Many various regulatory actions have been imputed to endocannabinoids, and their responsibility in several pathophysiological situations is under intense scrutiny. Cannabinoid receptors [cannabinoid receptor type 1 (CB1) and CB2] participate in the physiological modulation of many central and peripheral functions. The capability of the ECS to control energy balance food intake and appetite has received important attention, particularly in the light of the different styles of action underlying these functions. The endocannabinoid system (ECS) regulates the rewarding properties of food by working at specific mesolimbic zones in the brain. In the hypothalamus, CB1 receptors and endocannabinoids are integrated components of the networks controlling appetite and food intake.

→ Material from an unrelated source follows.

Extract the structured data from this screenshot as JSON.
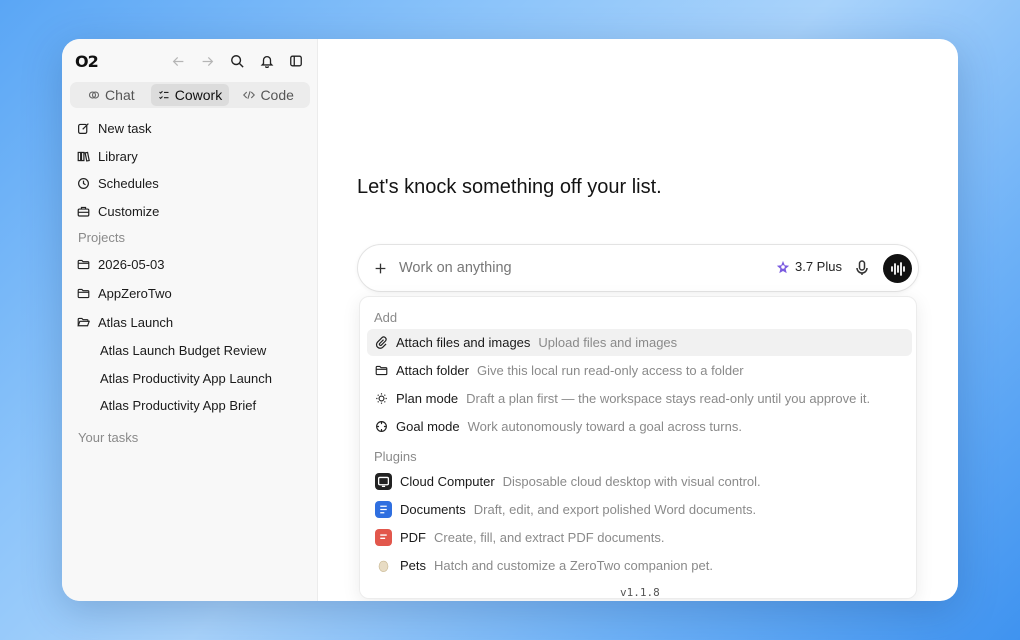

Interestingly, the endocannabinoid system (ECS) was newly shown to regulate different metabolic functions by working on peripheral tissues such as the skeletal muscles, the gastrointestinal tract, adipocytes, the endocrine pancreas, and hepatocytes. The importance of the ECS is extra strengthened by the thought that visceral obesity shows to be a situation in which an overactivation of the endocannabinoid system (ECS) occurs, and accordingly, medications interfering with this overactivation by obstructing CB1 receptors are regarded as potentially important candidates for the therapy of related cardiometabolic risk factors and obesity.